[On a side note, in trying to learn more about #FindYourPark I learned that the National Park Foundation is the "official charity of the National Park Service," as established by an act of Congress in 1967.]
Much can be said about #FindYourPark, and I may revisit this topic. But right now, there are two aspects I want to focus on:
With the upcoming centennial of the founding the National Park Service, the NPS and its partners have been engaging in campaigns, studies, and dialogue surrounding the future of the next century of the NPS. At the NPS Narratives symposium in September 2014, issues of Diversity, Relevance, and Inclusion were a hot topic amidst these conversations about the NPS centennial.
The NPS recognizes that is a very white organization, and that it needs to do more work towards creating and managing sites that speak to a diverse American experience. Some moves towards this inclusion of diversity include the Cesar Chavez National Monument in California, an LGBT special resource study announced by Secretary Jewell, and other identity group specific resource studies to identify culturally and historical significant resources. This comes amidst nation wide conversations about the shifting demographics of the United States toward a “majority-minority” country.
While I recognize the good work that the NPS is doing in thinking seriously about the issues it has around the whiteness of its workforce and the low retention levels of its employees of color, merely hiring more people of color or establishing more parks that speak to diverse historical experiences does not erase the fact that the agency’s (and nation’s) existence relies upon the territorial dispossession of native communities. I know that may sound a bit harsh, but conversations about contemporary inclusion can’t ignore historical exclusion.

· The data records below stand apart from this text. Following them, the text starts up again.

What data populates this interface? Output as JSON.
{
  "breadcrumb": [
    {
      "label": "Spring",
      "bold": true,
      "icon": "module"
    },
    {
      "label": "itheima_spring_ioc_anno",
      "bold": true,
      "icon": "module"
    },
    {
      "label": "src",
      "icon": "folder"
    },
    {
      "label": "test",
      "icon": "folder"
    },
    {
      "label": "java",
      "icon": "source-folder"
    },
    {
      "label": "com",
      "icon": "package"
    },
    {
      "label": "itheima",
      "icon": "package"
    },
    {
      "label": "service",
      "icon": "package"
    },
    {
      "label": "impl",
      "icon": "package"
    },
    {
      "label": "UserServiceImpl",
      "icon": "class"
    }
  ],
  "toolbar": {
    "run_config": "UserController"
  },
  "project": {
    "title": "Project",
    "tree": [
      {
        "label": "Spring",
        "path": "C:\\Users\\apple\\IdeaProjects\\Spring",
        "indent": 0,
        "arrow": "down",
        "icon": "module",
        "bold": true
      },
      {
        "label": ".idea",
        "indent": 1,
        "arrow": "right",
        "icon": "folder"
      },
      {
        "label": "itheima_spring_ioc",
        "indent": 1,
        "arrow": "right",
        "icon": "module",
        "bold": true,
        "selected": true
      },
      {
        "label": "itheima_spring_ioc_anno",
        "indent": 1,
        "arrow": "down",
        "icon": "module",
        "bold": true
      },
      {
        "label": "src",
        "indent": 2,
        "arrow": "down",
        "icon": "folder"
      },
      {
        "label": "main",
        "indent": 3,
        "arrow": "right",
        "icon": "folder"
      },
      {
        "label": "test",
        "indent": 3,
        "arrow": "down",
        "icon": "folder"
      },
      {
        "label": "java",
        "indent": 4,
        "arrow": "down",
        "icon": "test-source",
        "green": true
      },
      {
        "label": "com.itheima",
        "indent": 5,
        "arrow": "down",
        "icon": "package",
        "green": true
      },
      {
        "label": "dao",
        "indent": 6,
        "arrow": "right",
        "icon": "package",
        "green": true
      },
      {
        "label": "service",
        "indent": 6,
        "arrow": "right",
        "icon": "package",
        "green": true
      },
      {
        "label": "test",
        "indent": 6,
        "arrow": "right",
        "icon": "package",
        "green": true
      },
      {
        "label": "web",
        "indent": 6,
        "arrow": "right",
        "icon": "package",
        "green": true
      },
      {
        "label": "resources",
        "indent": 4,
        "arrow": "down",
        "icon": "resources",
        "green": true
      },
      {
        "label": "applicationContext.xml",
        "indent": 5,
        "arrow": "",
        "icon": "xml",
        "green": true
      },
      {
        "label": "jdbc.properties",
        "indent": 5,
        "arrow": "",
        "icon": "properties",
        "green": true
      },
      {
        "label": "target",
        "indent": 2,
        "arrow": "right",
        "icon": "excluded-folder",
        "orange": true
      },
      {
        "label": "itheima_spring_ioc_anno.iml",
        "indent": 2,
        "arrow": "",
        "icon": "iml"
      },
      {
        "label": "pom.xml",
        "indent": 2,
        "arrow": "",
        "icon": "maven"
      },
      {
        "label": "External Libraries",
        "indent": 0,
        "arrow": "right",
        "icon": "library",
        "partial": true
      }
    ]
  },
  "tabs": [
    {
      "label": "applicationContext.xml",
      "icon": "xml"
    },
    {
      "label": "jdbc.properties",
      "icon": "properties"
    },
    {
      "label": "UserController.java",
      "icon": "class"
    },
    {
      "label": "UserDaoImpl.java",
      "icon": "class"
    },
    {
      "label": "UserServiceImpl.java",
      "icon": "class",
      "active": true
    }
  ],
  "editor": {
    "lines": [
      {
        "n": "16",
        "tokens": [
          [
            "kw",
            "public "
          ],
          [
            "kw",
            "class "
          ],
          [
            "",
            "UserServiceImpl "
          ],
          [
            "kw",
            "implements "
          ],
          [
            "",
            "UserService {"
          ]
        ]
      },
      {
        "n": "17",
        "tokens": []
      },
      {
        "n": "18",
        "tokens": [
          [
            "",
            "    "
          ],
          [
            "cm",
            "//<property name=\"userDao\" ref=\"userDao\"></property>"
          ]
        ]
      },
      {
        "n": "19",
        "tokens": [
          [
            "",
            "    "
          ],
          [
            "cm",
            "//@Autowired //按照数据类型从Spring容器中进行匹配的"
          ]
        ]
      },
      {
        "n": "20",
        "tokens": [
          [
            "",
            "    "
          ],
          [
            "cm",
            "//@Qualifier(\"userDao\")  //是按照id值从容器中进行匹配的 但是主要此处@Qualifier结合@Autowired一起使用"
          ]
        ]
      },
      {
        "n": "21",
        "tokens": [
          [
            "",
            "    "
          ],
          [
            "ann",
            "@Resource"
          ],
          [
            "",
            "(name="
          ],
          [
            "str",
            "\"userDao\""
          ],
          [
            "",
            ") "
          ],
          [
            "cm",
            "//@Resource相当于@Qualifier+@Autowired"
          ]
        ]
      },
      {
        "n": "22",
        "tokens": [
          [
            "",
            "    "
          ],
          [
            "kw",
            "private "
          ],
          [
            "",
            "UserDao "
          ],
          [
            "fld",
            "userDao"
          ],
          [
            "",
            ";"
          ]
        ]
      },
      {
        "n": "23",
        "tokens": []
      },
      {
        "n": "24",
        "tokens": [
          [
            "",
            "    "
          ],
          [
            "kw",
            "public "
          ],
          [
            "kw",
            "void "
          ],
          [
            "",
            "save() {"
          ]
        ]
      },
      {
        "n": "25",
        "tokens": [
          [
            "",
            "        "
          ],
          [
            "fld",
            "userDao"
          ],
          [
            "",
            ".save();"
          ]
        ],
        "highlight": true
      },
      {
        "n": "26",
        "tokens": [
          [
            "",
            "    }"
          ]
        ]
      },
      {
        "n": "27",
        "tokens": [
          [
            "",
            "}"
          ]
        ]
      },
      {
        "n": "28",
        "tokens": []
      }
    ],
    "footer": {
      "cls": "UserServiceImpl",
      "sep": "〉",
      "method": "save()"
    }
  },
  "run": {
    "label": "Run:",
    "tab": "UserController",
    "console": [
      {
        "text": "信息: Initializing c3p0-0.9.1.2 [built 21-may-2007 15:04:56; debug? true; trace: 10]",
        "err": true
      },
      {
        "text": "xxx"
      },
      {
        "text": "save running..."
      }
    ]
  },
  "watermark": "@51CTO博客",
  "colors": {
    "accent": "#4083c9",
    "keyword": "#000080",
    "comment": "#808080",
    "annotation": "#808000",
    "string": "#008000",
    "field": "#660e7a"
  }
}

Despite these aims, the promo video for #FindYourPark still is mostly natural/scenic sites and wonders, with some people thrown in, and a fairly diverse set of people at that. Again though, this does not erase the system’s roots as a playground for the monied elite whose industrial, political, and economic policies were responsible for some of the realities of economic inequality and low quality of life that a diverse array of communities experience today.
Scholars in Ethnic Studies and other related fields have used a framework of a “politics of recognition” to explore relations of inclusion and exclusion of oppressed and marginalized communities within the state or other powerful institutions. I want to consider though, what does a politics of recognition foreclose? What are its limits? And how does it reinforce ideas of the nation and/or state?
The thoughts continue in Part II.
Rusty Bartels, PhD teaches in Writing Studies, Rhetoric, and Composition.